→ About this exercise: In the material below, some lines may hold the word "Last"; state how many do, giving only the number.

* * *

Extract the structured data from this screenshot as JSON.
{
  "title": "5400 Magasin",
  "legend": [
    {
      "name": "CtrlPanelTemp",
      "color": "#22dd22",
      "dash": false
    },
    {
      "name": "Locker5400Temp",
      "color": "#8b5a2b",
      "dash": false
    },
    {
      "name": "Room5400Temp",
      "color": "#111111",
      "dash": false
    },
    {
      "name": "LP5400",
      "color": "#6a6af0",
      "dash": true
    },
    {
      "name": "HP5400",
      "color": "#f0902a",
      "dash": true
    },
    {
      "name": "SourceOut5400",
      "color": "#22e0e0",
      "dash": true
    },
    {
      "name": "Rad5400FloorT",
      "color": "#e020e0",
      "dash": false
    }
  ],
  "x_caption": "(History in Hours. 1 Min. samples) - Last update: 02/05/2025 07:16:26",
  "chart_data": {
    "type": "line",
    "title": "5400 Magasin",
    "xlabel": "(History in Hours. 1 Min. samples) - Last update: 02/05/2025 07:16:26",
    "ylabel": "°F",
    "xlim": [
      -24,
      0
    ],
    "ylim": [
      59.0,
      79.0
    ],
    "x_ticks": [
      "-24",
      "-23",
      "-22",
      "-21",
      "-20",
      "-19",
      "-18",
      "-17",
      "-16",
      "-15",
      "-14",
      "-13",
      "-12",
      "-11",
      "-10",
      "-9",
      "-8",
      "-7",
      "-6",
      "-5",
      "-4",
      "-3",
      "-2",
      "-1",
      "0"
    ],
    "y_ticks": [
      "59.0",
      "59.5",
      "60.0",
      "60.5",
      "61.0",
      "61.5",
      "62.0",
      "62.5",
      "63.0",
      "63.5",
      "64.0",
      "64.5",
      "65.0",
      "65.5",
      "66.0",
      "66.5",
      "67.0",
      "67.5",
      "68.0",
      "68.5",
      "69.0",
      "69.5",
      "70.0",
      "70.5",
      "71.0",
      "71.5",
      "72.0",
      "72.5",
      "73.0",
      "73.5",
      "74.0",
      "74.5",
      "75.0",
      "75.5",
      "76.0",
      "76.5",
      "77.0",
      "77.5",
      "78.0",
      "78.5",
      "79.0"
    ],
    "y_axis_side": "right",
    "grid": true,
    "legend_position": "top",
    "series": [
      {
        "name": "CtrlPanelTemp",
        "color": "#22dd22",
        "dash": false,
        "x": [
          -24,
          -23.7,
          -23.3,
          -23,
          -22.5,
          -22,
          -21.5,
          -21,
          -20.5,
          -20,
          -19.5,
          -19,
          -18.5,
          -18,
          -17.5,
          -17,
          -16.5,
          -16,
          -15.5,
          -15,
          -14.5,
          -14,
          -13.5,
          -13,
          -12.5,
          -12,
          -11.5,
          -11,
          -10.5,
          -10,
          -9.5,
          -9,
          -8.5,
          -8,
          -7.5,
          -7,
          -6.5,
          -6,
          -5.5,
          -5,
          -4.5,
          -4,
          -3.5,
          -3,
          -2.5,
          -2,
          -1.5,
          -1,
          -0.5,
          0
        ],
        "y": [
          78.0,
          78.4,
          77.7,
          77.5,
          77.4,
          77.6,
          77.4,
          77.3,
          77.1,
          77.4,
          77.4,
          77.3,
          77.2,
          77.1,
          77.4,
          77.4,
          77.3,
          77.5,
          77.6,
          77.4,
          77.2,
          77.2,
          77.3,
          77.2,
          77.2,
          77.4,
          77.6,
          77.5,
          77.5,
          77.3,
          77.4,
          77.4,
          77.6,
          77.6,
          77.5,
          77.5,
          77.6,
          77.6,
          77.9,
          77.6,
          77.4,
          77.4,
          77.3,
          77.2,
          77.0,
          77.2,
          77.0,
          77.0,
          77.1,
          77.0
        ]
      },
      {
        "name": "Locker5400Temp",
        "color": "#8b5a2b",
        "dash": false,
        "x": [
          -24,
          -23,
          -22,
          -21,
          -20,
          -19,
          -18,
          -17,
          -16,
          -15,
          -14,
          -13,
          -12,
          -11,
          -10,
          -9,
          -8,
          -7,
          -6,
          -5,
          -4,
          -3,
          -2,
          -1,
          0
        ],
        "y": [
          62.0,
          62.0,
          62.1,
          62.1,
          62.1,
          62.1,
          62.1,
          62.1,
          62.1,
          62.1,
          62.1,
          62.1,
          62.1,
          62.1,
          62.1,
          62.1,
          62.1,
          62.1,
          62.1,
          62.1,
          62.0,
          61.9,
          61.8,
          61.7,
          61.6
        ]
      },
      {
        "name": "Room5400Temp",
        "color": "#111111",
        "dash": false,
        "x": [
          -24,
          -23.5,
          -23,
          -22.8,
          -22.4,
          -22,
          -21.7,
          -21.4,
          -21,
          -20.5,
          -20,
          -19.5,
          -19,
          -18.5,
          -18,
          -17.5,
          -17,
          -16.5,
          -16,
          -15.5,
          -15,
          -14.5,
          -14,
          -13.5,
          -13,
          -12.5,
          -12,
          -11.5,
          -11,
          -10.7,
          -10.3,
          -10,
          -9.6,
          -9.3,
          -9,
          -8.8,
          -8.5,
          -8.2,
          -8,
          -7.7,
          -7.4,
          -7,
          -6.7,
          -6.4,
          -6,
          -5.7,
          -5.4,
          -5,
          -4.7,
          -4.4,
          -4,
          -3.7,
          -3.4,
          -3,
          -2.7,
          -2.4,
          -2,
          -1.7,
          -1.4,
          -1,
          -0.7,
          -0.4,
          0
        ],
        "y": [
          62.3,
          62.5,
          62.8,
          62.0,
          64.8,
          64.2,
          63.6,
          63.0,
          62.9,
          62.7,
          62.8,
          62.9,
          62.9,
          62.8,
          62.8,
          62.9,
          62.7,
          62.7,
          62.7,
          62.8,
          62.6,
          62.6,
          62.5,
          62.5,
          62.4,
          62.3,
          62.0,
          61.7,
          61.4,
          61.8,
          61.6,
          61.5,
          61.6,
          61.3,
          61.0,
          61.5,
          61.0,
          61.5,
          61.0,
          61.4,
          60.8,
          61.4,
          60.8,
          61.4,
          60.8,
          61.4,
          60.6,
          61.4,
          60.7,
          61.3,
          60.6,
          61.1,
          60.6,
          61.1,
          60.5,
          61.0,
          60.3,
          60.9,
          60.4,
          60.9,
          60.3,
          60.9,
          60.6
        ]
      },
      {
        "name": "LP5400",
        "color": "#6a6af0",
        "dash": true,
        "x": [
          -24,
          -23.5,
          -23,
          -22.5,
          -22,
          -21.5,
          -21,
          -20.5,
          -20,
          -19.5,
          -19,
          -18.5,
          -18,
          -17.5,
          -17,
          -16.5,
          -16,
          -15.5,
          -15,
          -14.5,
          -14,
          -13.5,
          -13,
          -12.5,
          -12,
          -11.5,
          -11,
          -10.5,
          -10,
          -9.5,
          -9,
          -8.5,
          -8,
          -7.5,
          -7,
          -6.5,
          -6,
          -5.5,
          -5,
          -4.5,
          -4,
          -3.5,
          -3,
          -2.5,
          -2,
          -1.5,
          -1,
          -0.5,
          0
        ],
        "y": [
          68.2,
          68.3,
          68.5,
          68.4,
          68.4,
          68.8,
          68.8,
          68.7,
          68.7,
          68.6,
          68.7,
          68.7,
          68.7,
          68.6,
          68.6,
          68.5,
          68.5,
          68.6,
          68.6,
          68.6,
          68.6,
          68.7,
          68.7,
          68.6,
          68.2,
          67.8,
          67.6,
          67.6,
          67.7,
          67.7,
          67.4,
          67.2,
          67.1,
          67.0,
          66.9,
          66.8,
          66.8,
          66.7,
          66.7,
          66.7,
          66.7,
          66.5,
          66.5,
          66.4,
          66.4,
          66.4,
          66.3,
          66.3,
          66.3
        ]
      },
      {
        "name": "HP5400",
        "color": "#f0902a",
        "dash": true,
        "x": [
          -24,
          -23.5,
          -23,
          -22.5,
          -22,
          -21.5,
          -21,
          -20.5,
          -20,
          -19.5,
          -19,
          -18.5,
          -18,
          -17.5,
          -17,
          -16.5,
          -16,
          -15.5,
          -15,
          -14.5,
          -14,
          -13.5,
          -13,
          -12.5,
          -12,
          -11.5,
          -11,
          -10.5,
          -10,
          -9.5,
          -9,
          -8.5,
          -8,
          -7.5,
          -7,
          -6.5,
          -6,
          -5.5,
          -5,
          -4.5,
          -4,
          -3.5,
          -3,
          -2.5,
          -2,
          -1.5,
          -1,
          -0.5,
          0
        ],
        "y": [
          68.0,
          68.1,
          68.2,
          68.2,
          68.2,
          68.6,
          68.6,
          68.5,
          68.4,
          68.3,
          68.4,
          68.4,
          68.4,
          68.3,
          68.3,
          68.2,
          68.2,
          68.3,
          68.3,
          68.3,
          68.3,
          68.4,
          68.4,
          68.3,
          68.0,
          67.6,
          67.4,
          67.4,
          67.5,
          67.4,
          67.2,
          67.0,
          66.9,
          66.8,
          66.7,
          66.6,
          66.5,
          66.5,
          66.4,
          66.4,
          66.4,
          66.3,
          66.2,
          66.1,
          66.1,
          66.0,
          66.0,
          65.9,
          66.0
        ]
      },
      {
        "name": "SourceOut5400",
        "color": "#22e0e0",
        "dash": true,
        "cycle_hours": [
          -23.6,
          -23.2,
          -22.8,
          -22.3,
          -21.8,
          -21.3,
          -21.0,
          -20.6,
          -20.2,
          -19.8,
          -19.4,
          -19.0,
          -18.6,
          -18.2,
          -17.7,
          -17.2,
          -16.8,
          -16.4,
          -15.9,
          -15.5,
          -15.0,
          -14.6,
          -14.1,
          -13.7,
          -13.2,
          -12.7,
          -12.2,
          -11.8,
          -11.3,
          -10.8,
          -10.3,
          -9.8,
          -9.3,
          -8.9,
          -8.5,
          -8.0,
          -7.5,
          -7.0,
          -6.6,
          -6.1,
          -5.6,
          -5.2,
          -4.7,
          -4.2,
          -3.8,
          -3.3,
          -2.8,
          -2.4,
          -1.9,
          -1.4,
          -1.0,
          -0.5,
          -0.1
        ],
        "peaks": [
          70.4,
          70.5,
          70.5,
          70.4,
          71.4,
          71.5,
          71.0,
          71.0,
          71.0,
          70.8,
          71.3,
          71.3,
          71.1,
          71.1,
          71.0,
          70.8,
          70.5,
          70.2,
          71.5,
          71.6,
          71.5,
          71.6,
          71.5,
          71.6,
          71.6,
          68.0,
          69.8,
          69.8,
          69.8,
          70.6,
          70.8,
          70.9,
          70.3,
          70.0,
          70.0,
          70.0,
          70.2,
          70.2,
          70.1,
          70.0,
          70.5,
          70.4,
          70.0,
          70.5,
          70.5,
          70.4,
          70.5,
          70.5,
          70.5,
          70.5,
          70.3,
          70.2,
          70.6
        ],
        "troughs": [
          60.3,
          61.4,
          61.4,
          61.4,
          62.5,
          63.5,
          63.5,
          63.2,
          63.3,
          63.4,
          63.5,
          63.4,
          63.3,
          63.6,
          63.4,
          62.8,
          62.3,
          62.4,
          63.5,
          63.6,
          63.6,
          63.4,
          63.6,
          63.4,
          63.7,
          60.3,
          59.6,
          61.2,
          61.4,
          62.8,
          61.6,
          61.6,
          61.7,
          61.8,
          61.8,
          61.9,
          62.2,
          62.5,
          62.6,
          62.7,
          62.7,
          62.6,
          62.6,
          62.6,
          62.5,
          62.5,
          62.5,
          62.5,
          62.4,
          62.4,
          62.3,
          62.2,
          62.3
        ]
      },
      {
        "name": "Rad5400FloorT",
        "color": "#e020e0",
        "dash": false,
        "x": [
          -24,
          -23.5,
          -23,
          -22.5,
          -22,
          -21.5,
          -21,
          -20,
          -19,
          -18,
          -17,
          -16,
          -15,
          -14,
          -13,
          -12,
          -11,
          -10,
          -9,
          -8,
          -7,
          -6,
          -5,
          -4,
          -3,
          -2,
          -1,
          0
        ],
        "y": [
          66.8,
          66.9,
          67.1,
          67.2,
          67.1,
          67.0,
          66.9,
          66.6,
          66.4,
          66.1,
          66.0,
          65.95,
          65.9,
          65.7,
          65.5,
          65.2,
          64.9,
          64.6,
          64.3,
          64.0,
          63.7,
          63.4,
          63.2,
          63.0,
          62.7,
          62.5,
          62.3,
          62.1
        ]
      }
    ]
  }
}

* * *

→ Exercise solution: 2